TAIPEI — United Microelectronics Corp. (UMC), Taiwan’s second largest foundry, said the ramp of its most advanced node, 28nm, will probably slip during the early portion of 2017 under strong competition.
UMC, which competes with larger rival Taiwan Semiconductor Manufacturing Co. (TSMC) and smaller foundries in China in 28nm said that its first wave of customers at that geometry have migrated to more advanced nodes at the same time as an expected second wave of customers have been slower to adopt chips made with the process technology.

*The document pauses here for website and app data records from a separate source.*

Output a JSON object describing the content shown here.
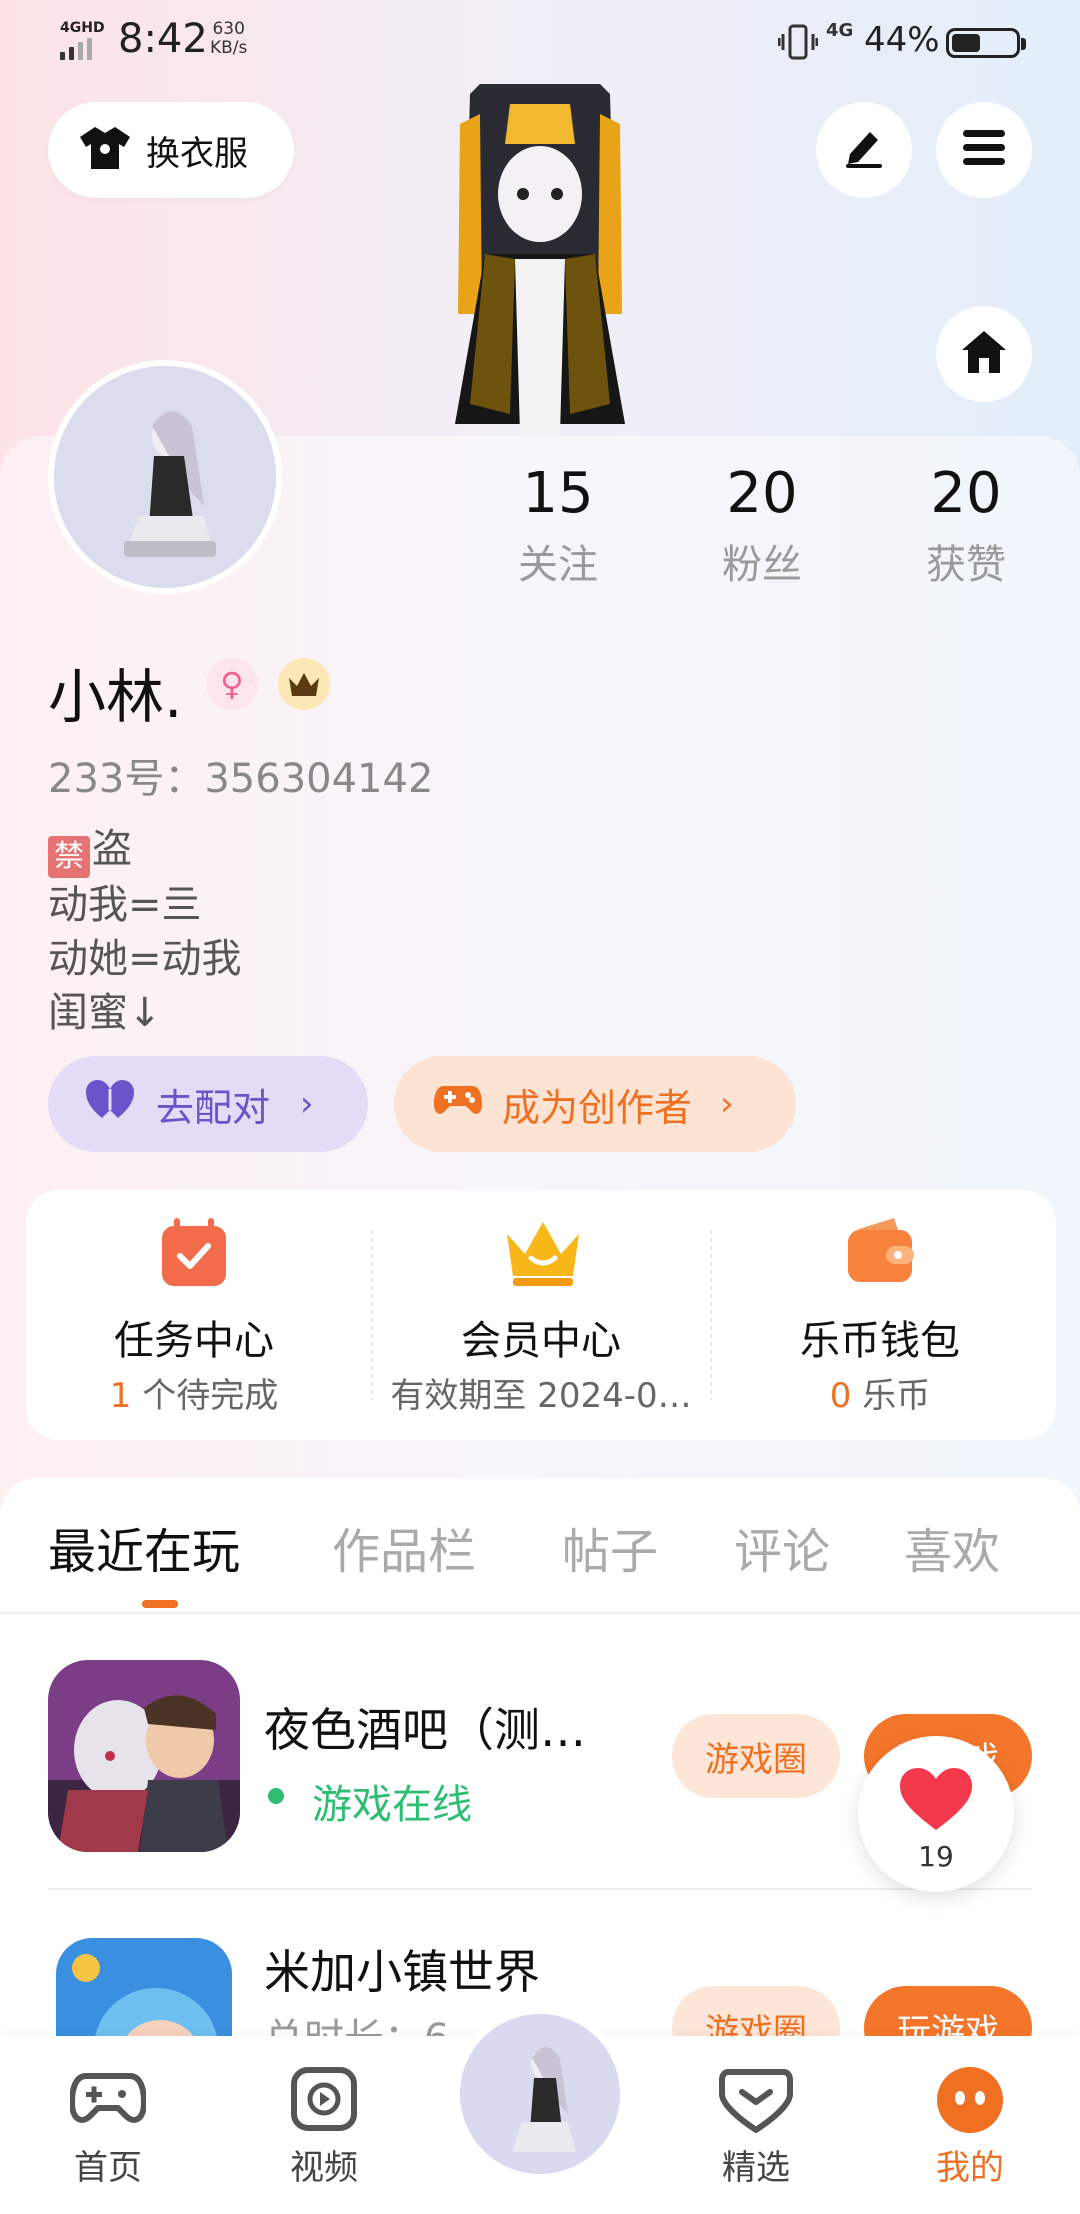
{
  "status_bar": {
    "network": "4GHD",
    "time": "8:42",
    "speed_value": "630",
    "speed_unit": "KB/s",
    "mobile": "4G",
    "battery": "44%"
  },
  "header": {
    "outfit_label": "换衣服",
    "icons": [
      "shirt-icon",
      "pen-icon",
      "menu-icon",
      "home-icon"
    ]
  },
  "stats": [
    {
      "value": "15",
      "label": "关注"
    },
    {
      "value": "20",
      "label": "粉丝"
    },
    {
      "value": "20",
      "label": "获赞"
    }
  ],
  "profile": {
    "nickname": "小林.",
    "gender_symbol": "♀",
    "uid": "233号：356304142",
    "bio_ban_char": "禁",
    "bio_line1_rest": "盗",
    "bio_line2": "动我=亖",
    "bio_line3": "动她=动我",
    "bio_line4": "闺蜜↓"
  },
  "actions": {
    "pair_label": "去配对",
    "creator_label": "成为创作者",
    "arrow": "›"
  },
  "services": [
    {
      "title": "任务中心",
      "highlight": "1",
      "sub": " 个待完成"
    },
    {
      "title": "会员中心",
      "highlight": "",
      "sub": "有效期至 2024-0…"
    },
    {
      "title": "乐币钱包",
      "highlight": "0",
      "sub": " 乐币"
    }
  ],
  "tabs": [
    "最近在玩",
    "作品栏",
    "帖子",
    "评论",
    "喜欢"
  ],
  "games": [
    {
      "title": "夜色酒吧（测…",
      "status": "游戏在线",
      "circle_label": "游戏圈",
      "play_label": "玩游戏"
    },
    {
      "title": "米加小镇世界",
      "sub": "总时长：6",
      "circle_label": "游戏圈",
      "play_label": "玩游戏"
    }
  ],
  "float_like": {
    "count": "19"
  },
  "bottom_nav": [
    {
      "label": "首页"
    },
    {
      "label": "视频"
    },
    {
      "label": "精选"
    },
    {
      "label": "我的"
    }
  ],
  "colors": {
    "accent": "#f07022",
    "online": "#2dbd73",
    "pair": "#6b54c9"
  }
}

While UMC reached its 2016 target for 28nm to account for 17 percent of the company’s overall sales, that percentage is likely to slide downward during the first quarter. The company last year said that 28nm would reach as much as 20 percent of overall sales during 2016.
“The revenue contribution will be in the mid-teens percentage” during the first quarter, UMC CEO Po-Wen Yen said yesterday on a conference call with analysts to announce the company’s fourth-quarter 2016 results. The company expects 28nm to bounce back to more than 20 percent of overall sales by the second-half of 2017.
UMC is squeezed by strong price competition from companies such as TSMC and Shanghai-based Semiconductor Manufacturing International Corp. (SMIC).
UMC wants to expand production of 28nm products at its new fab in Xiamen, China that’s a joint venture with the local government. To do so, however, UMC will need to demonstrate to the Taiwan government that it has started production of 14nm products domestically. Fearing the loss of a competitive advantage to China, the Taiwan government requires domestic chipmakers to keep their leading technology at home.
The 14nm hurdle may be a stumbling block for UMC. The company said it will probably achieve what it called a small volume, about 2,000 wafers per month this year, at the 14nm node.
The first quarter is typically a slow season for the electronics industry. UMC said its capacity utilization will dip to about 90 percent from 94 percent during the fourth quarter last year.
UMC said it will also trim its capital expenditure for this year to $2 billion after budgeting $2.2 billion last year. The company said it expects sales growth for 2017 to be in line with semiconductor industry growth.
UMC said that it will earmark about half of this year’s capex for the ramp of its Xiamen joint venture fab. UMC plans to make an additional capital injection of about $450 million in the JV during the first quarter this year, taking UMC’s stake in the joint venture to more than 50 percent.
TSMC, the world’s biggest foundry, is also trimming its capex to about $10 billion this year. In 2016, the company’s capex came in at NT$328 billion ($10.4 billion). TSMC has been among the top-three spenders in the chip industry, which include Samsung and Intel.
TSMC, a bellwether for the electronics industry, predicted that during this year, the global semiconductor market will grow by 4 percent while the foundry business expands by about 7 percent and TSMC’s business increases within a range of 5 to 10 percent.
—Alan Patterson covers the semiconductor industry for EE Times. He is based in Taiwan.